Money works like this:
I have a horse and I want your potatoes. You want to get rid of your potatoes but you don't want my horse. You let me have your potatoes and I give you a bit of paper that says you can have my horse any time you want it. Lets call this piece of paper 'money'. Now, you never want my horse, but sooner or later you come across someone who has a pair of pants you like, and you want them. Happens they want a horse, and you have this piece of paper to the value of my horse. You give the guy the paper, get the pants, and he can come and get my horse by giving me the piece of paper. Or, he can use that paper to get something of someone else who wants the horse.
The point is, the paper is worth nothing, but its ability to transfer ownership of the horse is worth something.
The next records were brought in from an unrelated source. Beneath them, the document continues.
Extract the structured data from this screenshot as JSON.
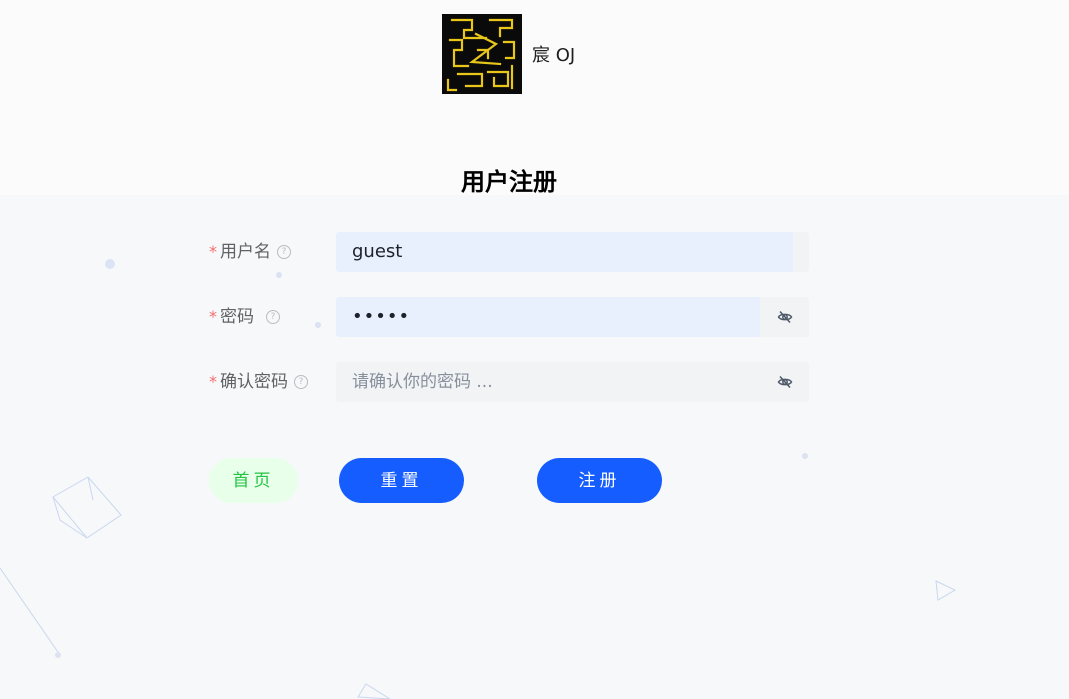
{
  "brand": {
    "name": "宸 OJ"
  },
  "page": {
    "title": "用户注册"
  },
  "form": {
    "required_mark": "*",
    "help_glyph": "?",
    "username": {
      "label": "用户名",
      "value": "guest"
    },
    "password": {
      "label": "密码",
      "value": "•••••"
    },
    "confirm": {
      "label": "确认密码",
      "value": "",
      "placeholder": "请确认你的密码 ..."
    }
  },
  "actions": {
    "home_label": "首页",
    "reset_label": "重置",
    "register_label": "注册"
  },
  "icons": {
    "help": "question-circle",
    "password_toggle": "eye-slash"
  },
  "colors": {
    "primary": "#165dff",
    "home_bg": "#e8ffea",
    "home_text": "#23c343",
    "required": "#f56c6c",
    "autofill": "#e8f0fe",
    "input_bg": "#f2f3f5",
    "logo_line": "#e8c61a"
  }
}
And at some point, it got to the point where it doesn't even matter if the horse exists or not. In my little scenario, the horse is out in the paddock waiting for someone to come along and ride away.
But with credit, and especially with the credit bubbles that have been created worldwide (yeah yeah, blame the US, but how many people have you heard of in NZ that borrowed 100% on giant loans, mmm? 110%? 120? On the gamble that housing prices would continue to rise and they'd be able to sell for more in the future? Argh, I digress.) Anyway, the point is, that the horse doesn't even exist. People are borrowing and loaning money on a gamble that the horse might be born in the future. Or on the possibility that if they talk the non-existent horse up enough based on the number of transfer-of-ownership bills they might get from it, someone else will want it. Or it's being borrowed against on the offchance that it'll turn from the scraggly old hairy-legged mutt I used to ride to Pony Club, miraculously one day it'll be a stakes-winning racehorse. Bear in mind that the person borrowing against this may-or-may-not-exist, potentially transforming horse have never looked at a pedigree, wouldn't know which end kicks and which end bites, and would probably have more idea what to do with the potatoes. But the bank owns the actual potatoes and can come take them away at any time, but can't resell them because they're worth nothing, and nobody can eat them because they've gone rotten.
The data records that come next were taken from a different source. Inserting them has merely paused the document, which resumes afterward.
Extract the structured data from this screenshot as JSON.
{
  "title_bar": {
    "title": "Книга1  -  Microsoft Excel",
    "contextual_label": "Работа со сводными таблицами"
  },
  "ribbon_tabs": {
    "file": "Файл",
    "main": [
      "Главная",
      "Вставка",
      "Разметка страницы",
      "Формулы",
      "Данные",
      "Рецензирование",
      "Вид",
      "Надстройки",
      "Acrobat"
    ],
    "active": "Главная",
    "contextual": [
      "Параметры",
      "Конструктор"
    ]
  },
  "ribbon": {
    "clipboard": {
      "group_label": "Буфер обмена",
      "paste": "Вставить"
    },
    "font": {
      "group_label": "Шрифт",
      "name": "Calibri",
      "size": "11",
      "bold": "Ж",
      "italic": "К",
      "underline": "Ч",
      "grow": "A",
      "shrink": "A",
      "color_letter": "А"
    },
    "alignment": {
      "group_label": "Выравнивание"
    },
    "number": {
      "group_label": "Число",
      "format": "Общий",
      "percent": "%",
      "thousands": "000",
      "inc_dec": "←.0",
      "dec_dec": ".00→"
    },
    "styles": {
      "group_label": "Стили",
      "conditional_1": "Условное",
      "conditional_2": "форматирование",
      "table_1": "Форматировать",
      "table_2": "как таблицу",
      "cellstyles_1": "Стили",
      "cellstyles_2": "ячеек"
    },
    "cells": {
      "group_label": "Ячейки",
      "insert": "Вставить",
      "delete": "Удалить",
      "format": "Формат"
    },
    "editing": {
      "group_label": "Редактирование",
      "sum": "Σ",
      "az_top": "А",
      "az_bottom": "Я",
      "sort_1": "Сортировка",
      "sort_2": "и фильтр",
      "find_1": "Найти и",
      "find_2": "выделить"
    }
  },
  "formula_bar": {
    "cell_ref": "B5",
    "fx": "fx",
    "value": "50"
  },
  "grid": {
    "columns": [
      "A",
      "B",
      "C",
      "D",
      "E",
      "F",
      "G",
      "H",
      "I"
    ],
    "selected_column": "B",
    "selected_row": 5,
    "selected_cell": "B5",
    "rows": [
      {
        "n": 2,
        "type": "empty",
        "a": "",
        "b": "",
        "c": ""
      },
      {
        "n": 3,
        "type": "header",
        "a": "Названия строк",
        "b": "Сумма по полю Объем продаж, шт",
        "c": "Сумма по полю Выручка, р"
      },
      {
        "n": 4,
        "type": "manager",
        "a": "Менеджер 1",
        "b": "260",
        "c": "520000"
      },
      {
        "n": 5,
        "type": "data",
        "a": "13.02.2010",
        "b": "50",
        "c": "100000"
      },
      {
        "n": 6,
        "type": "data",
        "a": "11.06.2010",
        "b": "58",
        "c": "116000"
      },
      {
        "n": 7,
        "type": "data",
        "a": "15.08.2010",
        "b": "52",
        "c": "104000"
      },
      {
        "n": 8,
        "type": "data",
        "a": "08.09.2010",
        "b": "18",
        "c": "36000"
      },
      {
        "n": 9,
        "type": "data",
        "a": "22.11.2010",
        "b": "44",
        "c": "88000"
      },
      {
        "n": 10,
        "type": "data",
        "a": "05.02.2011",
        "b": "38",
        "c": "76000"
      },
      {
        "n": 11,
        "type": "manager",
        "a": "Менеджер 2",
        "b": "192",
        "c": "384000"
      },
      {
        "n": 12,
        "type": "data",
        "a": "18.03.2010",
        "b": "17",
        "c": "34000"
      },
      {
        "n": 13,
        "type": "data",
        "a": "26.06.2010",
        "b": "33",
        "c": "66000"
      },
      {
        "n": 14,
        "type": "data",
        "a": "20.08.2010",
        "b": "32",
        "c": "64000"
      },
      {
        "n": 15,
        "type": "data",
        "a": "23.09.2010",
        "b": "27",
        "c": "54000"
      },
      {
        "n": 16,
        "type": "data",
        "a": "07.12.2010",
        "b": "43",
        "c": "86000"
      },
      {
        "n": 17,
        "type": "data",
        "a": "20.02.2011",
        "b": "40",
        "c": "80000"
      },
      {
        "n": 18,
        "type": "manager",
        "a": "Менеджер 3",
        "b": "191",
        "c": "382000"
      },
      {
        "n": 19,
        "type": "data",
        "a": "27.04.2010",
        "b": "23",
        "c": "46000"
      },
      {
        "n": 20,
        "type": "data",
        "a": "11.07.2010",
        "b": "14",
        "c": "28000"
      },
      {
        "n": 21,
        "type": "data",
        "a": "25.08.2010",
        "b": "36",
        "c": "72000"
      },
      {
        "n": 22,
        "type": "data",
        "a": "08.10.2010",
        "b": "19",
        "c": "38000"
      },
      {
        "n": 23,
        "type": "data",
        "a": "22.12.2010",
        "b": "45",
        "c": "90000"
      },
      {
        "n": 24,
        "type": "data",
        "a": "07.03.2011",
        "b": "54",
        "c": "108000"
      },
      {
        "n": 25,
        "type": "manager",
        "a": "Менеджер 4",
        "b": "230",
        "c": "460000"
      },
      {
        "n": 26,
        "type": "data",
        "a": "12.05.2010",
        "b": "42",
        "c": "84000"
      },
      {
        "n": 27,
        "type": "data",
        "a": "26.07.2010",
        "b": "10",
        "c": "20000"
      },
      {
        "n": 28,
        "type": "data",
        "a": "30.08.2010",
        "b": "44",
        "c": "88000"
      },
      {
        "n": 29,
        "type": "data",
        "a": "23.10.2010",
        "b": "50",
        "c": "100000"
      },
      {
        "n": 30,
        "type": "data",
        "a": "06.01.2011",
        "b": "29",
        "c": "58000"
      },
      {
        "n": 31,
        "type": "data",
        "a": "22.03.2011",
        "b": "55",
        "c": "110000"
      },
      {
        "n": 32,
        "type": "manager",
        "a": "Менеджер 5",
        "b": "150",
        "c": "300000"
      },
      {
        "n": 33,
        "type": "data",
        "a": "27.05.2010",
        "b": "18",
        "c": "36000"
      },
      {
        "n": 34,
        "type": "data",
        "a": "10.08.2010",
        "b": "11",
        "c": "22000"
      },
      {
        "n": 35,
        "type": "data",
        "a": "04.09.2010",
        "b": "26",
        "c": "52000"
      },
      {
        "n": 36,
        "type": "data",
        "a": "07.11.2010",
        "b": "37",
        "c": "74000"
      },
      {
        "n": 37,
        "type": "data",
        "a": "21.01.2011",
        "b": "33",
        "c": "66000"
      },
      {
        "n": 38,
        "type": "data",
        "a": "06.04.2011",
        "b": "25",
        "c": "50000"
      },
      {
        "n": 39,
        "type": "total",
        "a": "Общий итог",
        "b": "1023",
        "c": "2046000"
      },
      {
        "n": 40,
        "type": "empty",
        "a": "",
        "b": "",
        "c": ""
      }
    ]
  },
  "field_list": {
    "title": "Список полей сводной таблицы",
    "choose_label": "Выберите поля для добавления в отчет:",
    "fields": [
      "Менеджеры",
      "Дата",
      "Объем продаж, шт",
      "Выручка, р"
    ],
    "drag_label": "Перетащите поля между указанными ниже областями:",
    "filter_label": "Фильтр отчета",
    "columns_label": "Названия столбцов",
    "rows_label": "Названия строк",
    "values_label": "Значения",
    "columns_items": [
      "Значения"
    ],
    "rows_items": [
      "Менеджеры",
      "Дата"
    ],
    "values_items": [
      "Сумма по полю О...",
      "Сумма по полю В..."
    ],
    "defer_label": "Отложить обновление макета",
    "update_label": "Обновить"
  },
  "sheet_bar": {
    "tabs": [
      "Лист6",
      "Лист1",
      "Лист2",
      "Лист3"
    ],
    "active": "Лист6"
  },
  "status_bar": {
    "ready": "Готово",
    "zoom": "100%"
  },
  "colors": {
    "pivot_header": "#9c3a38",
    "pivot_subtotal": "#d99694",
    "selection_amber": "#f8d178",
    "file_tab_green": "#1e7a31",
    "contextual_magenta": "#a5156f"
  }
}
OK, I took that analogy way too far. Point is, credit is stupid when a) the thing being borrowed against will never be worth the amount being paid back and b) you are borrowing more than you can afford to pay.
So for me to borrow $4000 and end up paying approximately $100/month interest on top of my principal for another three years, against something I don't really need* like a holiday (which i've already paid for up front so it'd only be spending money), is just stupid.
Yes, my bank thinks I'm stupid. They insult my intelligence with these letters, in the name of profit. They can sing for my money.
* The first loan was against my education. I consider that to be an investment worth my money.
There's a billboard out by the airport. It's a Kiwibank one, for their debit cards. It says "Spend only what you have." Words for these times. Credit is a ripoff. Never forget this.